# [Goal of the exercise]
A word-for-word copy of the entries below is required.

# [Exercise input]
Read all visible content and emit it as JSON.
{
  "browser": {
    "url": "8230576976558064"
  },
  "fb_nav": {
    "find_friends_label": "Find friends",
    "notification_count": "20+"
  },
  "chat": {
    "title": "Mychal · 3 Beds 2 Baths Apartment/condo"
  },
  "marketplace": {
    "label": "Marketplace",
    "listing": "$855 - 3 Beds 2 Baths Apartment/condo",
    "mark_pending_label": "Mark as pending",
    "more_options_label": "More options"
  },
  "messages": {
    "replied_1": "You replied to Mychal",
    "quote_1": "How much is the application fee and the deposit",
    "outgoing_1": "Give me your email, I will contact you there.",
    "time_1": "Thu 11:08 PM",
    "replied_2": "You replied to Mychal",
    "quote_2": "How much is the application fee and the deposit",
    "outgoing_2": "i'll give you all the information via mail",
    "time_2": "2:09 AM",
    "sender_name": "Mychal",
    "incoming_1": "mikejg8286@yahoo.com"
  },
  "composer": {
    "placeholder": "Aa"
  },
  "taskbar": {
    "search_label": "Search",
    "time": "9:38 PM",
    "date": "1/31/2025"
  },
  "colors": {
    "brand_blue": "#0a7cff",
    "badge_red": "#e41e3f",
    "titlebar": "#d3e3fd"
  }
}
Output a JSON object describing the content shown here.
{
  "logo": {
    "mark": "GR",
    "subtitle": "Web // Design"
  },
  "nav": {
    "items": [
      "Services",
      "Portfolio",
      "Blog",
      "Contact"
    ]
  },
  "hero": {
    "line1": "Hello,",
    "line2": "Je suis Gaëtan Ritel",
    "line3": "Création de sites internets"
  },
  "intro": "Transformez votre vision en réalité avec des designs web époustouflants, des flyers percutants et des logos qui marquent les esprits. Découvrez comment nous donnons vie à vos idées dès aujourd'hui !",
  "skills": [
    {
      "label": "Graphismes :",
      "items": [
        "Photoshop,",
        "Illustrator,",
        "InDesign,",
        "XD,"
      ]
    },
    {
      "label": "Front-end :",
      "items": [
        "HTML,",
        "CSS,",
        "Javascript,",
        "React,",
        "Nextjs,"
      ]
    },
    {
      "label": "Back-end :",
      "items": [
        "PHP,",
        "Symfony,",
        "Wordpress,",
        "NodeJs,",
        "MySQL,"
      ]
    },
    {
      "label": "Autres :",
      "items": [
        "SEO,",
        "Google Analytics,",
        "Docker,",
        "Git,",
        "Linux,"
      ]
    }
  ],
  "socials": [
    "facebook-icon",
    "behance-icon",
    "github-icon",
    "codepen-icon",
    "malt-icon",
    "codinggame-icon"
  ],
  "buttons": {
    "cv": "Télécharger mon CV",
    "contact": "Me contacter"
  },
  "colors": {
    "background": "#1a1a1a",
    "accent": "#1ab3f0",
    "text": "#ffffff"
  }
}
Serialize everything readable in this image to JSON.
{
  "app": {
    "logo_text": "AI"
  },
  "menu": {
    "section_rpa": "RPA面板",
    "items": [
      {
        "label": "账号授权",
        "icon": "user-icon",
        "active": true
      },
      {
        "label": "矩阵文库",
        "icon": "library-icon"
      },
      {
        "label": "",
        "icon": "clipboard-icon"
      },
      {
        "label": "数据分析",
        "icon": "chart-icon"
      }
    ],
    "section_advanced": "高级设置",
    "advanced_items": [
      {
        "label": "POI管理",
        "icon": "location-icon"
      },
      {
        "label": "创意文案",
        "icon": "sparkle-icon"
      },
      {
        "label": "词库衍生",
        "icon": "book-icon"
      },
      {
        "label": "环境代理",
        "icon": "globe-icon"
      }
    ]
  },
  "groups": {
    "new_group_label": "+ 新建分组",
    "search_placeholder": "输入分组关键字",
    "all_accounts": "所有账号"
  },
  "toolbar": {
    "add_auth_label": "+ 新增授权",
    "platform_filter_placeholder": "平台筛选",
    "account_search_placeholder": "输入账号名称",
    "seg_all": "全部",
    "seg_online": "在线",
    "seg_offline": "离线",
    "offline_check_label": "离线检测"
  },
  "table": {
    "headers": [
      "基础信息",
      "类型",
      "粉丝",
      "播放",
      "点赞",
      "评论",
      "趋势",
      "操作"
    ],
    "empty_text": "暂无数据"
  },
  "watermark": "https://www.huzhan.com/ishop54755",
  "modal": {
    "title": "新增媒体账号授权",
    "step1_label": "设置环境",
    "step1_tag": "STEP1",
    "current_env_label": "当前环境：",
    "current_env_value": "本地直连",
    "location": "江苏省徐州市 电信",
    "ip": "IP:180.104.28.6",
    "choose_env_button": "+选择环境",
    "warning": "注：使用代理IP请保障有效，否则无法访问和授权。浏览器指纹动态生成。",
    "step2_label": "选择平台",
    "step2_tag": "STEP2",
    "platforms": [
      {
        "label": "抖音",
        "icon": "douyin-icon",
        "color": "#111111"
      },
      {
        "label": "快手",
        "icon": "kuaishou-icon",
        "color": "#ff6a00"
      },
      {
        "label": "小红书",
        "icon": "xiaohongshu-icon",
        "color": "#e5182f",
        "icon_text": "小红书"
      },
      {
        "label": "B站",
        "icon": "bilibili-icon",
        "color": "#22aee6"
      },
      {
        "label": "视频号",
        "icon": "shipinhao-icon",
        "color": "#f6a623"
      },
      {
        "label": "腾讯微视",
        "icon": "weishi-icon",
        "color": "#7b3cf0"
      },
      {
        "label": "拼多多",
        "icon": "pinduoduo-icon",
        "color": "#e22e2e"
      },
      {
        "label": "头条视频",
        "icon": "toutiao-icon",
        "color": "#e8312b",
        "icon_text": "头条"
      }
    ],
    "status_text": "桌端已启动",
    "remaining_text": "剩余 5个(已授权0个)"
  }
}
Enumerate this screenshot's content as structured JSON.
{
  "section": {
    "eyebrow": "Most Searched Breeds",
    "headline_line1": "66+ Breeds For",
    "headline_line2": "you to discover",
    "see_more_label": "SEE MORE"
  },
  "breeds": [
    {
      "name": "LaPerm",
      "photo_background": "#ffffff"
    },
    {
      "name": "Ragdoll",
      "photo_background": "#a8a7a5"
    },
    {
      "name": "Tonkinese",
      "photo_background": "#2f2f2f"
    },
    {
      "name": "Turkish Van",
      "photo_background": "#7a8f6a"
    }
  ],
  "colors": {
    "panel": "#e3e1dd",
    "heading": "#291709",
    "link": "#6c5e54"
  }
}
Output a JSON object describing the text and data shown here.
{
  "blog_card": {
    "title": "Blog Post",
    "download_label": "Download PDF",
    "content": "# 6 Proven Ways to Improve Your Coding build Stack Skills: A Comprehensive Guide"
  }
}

# [Task response]
Read all visible content and emit it as JSON.
{
  "browser": {
    "url": "8230576976558064"
  },
  "fb_nav": {
    "find_friends_label": "Find friends",
    "notification_count": "20+"
  },
  "chat": {
    "title": "Mychal · 3 Beds 2 Baths Apartment/condo"
  },
  "marketplace": {
    "label": "Marketplace",
    "listing": "$855 - 3 Beds 2 Baths Apartment/condo",
    "mark_pending_label": "Mark as pending",
    "more_options_label": "More options"
  },
  "messages": {
    "replied_1": "You replied to Mychal",
    "quote_1": "How much is the application fee and the deposit",
    "outgoing_1": "Give me your email, I will contact you there.",
    "time_1": "Thu 11:08 PM",
    "replied_2": "You replied to Mychal",
    "quote_2": "How much is the application fee and the deposit",
    "outgoing_2": "i'll give you all the information via mail",
    "time_2": "2:09 AM",
    "sender_name": "Mychal",
    "incoming_1": "mikejg8286@yahoo.com"
  },
  "composer": {
    "placeholder": "Aa"
  },
  "taskbar": {
    "search_label": "Search",
    "time": "9:38 PM",
    "date": "1/31/2025"
  },
  "colors": {
    "brand_blue": "#0a7cff",
    "badge_red": "#e41e3f",
    "titlebar": "#d3e3fd"
  }
}
Output a JSON object describing the content shown here.
{
  "logo": {
    "mark": "GR",
    "subtitle": "Web // Design"
  },
  "nav": {
    "items": [
      "Services",
      "Portfolio",
      "Blog",
      "Contact"
    ]
  },
  "hero": {
    "line1": "Hello,",
    "line2": "Je suis Gaëtan Ritel",
    "line3": "Création de sites internets"
  },
  "intro": "Transformez votre vision en réalité avec des designs web époustouflants, des flyers percutants et des logos qui marquent les esprits. Découvrez comment nous donnons vie à vos idées dès aujourd'hui !",
  "skills": [
    {
      "label": "Graphismes :",
      "items": [
        "Photoshop,",
        "Illustrator,",
        "InDesign,",
        "XD,"
      ]
    },
    {
      "label": "Front-end :",
      "items": [
        "HTML,",
        "CSS,",
        "Javascript,",
        "React,",
        "Nextjs,"
      ]
    },
    {
      "label": "Back-end :",
      "items": [
        "PHP,",
        "Symfony,",
        "Wordpress,",
        "NodeJs,",
        "MySQL,"
      ]
    },
    {
      "label": "Autres :",
      "items": [
        "SEO,",
        "Google Analytics,",
        "Docker,",
        "Git,",
        "Linux,"
      ]
    }
  ],
  "socials": [
    "facebook-icon",
    "behance-icon",
    "github-icon",
    "codepen-icon",
    "malt-icon",
    "codinggame-icon"
  ],
  "buttons": {
    "cv": "Télécharger mon CV",
    "contact": "Me contacter"
  },
  "colors": {
    "background": "#1a1a1a",
    "accent": "#1ab3f0",
    "text": "#ffffff"
  }
}
Serialize everything readable in this image to JSON.
{
  "app": {
    "logo_text": "AI"
  },
  "menu": {
    "section_rpa": "RPA面板",
    "items": [
      {
        "label": "账号授权",
        "icon": "user-icon",
        "active": true
      },
      {
        "label": "矩阵文库",
        "icon": "library-icon"
      },
      {
        "label": "",
        "icon": "clipboard-icon"
      },
      {
        "label": "数据分析",
        "icon": "chart-icon"
      }
    ],
    "section_advanced": "高级设置",
    "advanced_items": [
      {
        "label": "POI管理",
        "icon": "location-icon"
      },
      {
        "label": "创意文案",
        "icon": "sparkle-icon"
      },
      {
        "label": "词库衍生",
        "icon": "book-icon"
      },
      {
        "label": "环境代理",
        "icon": "globe-icon"
      }
    ]
  },
  "groups": {
    "new_group_label": "+ 新建分组",
    "search_placeholder": "输入分组关键字",
    "all_accounts": "所有账号"
  },
  "toolbar": {
    "add_auth_label": "+ 新增授权",
    "platform_filter_placeholder": "平台筛选",
    "account_search_placeholder": "输入账号名称",
    "seg_all": "全部",
    "seg_online": "在线",
    "seg_offline": "离线",
    "offline_check_label": "离线检测"
  },
  "table": {
    "headers": [
      "基础信息",
      "类型",
      "粉丝",
      "播放",
      "点赞",
      "评论",
      "趋势",
      "操作"
    ],
    "empty_text": "暂无数据"
  },
  "watermark": "https://www.huzhan.com/ishop54755",
  "modal": {
    "title": "新增媒体账号授权",
    "step1_label": "设置环境",
    "step1_tag": "STEP1",
    "current_env_label": "当前环境：",
    "current_env_value": "本地直连",
    "location": "江苏省徐州市 电信",
    "ip": "IP:180.104.28.6",
    "choose_env_button": "+选择环境",
    "warning": "注：使用代理IP请保障有效，否则无法访问和授权。浏览器指纹动态生成。",
    "step2_label": "选择平台",
    "step2_tag": "STEP2",
    "platforms": [
      {
        "label": "抖音",
        "icon": "douyin-icon",
        "color": "#111111"
      },
      {
        "label": "快手",
        "icon": "kuaishou-icon",
        "color": "#ff6a00"
      },
      {
        "label": "小红书",
        "icon": "xiaohongshu-icon",
        "color": "#e5182f",
        "icon_text": "小红书"
      },
      {
        "label": "B站",
        "icon": "bilibili-icon",
        "color": "#22aee6"
      },
      {
        "label": "视频号",
        "icon": "shipinhao-icon",
        "color": "#f6a623"
      },
      {
        "label": "腾讯微视",
        "icon": "weishi-icon",
        "color": "#7b3cf0"
      },
      {
        "label": "拼多多",
        "icon": "pinduoduo-icon",
        "color": "#e22e2e"
      },
      {
        "label": "头条视频",
        "icon": "toutiao-icon",
        "color": "#e8312b",
        "icon_text": "头条"
      }
    ],
    "status_text": "桌端已启动",
    "remaining_text": "剩余 5个(已授权0个)"
  }
}
Enumerate this screenshot's content as structured JSON.
{
  "section": {
    "eyebrow": "Most Searched Breeds",
    "headline_line1": "66+ Breeds For",
    "headline_line2": "you to discover",
    "see_more_label": "SEE MORE"
  },
  "breeds": [
    {
      "name": "LaPerm",
      "photo_background": "#ffffff"
    },
    {
      "name": "Ragdoll",
      "photo_background": "#a8a7a5"
    },
    {
      "name": "Tonkinese",
      "photo_background": "#2f2f2f"
    },
    {
      "name": "Turkish Van",
      "photo_background": "#7a8f6a"
    }
  ],
  "colors": {
    "panel": "#e3e1dd",
    "heading": "#291709",
    "link": "#6c5e54"
  }
}
Output a JSON object describing the text and data shown here.
{
  "blog_card": {
    "title": "Blog Post",
    "download_label": "Download PDF",
    "content": "# 6 Proven Ways to Improve Your Coding build Stack Skills: A Comprehensive Guide"
  }
}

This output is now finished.